#### The records ####

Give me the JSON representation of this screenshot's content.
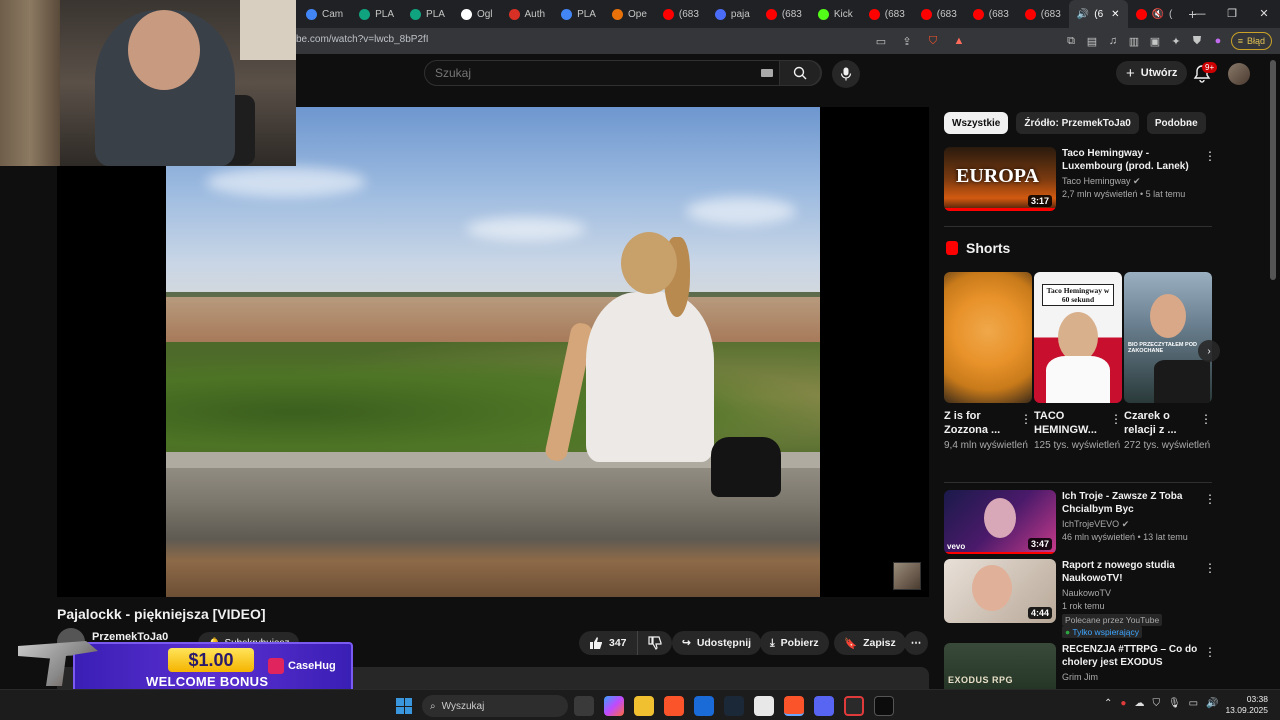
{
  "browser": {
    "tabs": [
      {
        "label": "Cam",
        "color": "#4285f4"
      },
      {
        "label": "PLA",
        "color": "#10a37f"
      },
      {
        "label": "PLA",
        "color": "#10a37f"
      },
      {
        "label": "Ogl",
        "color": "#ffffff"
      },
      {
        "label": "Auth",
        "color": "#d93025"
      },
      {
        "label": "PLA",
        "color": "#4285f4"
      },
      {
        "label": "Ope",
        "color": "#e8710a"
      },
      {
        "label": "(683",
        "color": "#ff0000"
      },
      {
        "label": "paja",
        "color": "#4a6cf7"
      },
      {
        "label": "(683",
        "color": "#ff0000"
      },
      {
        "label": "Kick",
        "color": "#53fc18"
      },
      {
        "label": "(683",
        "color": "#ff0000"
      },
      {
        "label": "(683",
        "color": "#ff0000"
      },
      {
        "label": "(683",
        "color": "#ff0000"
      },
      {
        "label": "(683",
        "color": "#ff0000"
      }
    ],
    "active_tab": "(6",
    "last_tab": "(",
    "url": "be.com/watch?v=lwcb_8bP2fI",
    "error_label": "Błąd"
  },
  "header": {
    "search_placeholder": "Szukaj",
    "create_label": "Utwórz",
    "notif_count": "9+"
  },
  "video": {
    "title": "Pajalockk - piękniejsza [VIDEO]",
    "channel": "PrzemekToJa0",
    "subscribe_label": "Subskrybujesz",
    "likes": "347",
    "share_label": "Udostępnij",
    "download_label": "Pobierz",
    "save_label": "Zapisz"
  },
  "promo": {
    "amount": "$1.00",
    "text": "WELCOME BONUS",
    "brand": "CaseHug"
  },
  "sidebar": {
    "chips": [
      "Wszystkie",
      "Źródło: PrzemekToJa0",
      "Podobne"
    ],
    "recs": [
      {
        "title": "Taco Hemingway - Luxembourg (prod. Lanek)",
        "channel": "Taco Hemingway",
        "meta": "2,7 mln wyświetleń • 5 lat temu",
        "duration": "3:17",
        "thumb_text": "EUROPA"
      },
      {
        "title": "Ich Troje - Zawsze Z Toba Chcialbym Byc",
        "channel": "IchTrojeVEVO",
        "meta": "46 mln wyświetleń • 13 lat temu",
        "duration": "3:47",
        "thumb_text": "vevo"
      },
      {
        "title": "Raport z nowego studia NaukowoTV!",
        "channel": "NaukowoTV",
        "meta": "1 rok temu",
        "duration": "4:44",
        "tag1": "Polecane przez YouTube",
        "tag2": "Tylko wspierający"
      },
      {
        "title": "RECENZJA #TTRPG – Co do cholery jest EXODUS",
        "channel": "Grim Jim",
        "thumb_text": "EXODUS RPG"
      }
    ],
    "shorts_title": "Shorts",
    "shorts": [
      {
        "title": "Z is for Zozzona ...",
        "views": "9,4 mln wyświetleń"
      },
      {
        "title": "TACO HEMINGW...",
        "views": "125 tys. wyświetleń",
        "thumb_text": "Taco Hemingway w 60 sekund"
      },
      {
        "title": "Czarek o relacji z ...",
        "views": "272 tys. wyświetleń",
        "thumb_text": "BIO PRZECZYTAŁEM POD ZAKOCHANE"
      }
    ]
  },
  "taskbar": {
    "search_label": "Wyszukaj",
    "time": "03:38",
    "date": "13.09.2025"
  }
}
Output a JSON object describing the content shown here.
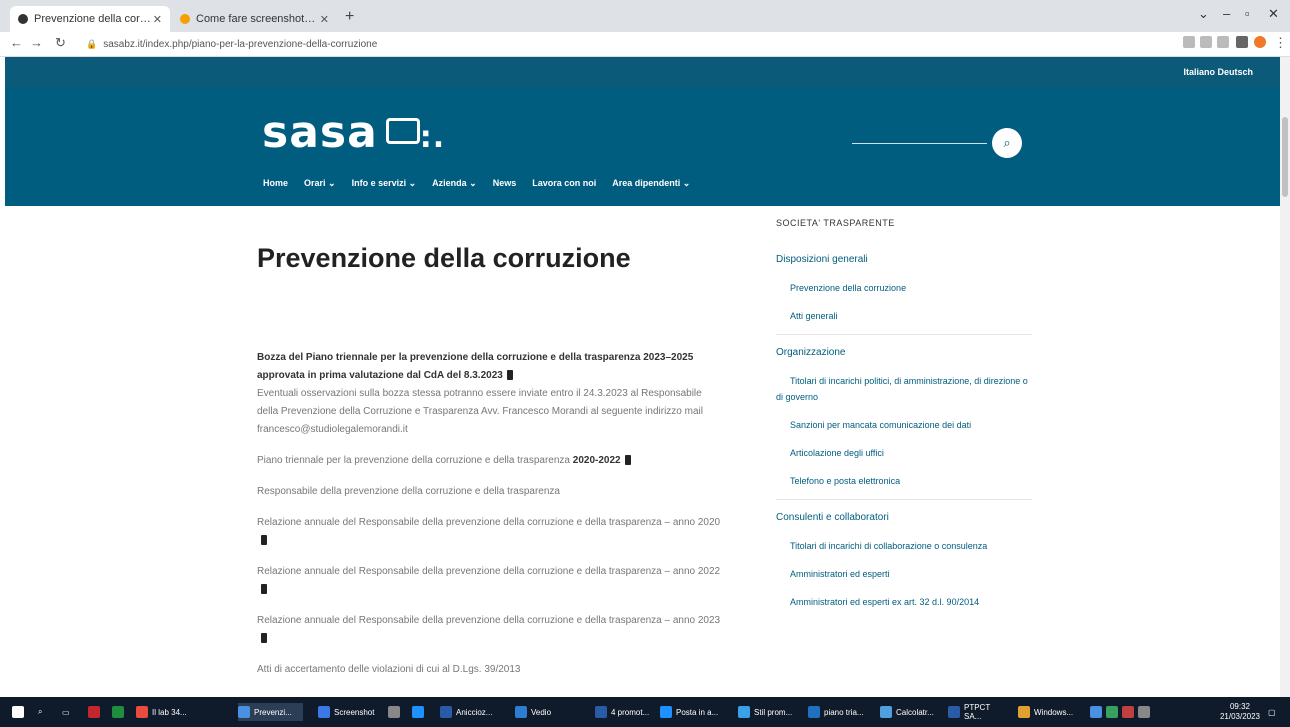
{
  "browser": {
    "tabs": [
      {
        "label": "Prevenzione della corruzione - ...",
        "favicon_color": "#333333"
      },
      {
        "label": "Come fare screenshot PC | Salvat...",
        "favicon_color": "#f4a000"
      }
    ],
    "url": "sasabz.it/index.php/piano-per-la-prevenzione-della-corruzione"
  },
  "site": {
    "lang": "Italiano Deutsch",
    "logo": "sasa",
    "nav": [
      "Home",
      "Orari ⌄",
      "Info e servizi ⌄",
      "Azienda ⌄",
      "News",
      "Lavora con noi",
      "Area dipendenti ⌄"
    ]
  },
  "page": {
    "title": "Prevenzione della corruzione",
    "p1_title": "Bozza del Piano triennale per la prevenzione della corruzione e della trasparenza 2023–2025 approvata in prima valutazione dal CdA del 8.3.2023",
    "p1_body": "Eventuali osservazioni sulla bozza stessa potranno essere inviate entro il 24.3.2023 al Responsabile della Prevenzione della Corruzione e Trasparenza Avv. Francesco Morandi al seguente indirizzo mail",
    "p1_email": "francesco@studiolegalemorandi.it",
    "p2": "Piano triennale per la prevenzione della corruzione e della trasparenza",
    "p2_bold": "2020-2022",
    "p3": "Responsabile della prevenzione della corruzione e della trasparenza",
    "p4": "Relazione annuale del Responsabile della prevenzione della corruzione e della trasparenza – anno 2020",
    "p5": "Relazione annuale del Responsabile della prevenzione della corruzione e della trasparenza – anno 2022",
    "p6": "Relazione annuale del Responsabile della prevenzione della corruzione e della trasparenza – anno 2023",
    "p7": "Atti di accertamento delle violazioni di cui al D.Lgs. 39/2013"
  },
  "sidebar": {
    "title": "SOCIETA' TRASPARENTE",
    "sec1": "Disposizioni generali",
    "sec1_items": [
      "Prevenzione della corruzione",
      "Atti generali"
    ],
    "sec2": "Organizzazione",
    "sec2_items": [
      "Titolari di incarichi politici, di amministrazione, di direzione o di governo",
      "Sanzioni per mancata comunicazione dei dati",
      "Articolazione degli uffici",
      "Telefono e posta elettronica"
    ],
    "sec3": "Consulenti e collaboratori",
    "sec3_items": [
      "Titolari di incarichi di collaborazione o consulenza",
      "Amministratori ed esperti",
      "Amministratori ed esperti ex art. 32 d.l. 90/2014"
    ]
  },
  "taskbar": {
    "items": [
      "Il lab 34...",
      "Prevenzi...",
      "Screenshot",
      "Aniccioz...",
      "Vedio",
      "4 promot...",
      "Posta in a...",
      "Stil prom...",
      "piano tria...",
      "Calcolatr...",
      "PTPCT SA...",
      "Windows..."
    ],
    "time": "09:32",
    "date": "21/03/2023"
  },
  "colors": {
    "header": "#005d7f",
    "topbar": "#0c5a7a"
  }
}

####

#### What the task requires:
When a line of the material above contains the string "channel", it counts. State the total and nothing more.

#### Written solution:
5